> _Supplied data_
Content starts

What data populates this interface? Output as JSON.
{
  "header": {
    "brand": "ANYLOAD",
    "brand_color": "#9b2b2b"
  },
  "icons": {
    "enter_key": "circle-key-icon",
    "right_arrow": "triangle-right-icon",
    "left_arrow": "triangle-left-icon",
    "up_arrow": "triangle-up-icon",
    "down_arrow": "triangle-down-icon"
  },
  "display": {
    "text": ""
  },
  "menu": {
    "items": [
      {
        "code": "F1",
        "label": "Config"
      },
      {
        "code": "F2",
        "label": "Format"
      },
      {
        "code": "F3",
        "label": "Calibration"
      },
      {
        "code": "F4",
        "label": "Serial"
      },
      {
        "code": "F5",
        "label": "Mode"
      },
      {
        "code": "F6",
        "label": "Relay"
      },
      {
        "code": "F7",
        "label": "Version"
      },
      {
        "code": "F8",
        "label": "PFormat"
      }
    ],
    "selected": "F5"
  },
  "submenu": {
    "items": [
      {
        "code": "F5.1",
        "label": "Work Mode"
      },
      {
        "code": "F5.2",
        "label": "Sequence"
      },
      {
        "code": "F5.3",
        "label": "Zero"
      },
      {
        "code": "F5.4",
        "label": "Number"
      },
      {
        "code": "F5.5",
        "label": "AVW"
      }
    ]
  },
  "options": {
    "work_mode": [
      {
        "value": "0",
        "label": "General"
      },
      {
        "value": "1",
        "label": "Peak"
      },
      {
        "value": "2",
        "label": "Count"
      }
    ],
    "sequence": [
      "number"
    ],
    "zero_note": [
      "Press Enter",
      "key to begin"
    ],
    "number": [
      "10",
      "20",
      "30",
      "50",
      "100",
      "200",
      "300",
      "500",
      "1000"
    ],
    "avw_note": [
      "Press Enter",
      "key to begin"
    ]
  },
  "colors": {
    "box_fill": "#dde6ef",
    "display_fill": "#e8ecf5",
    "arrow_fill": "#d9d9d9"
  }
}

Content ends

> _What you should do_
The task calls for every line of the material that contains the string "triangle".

> _Expected answer_
    "right_arrow": "triangle-right-icon",
    "left_arrow": "triangle-left-icon",
    "up_arrow": "triangle-up-icon",
    "down_arrow": "triangle-down-icon"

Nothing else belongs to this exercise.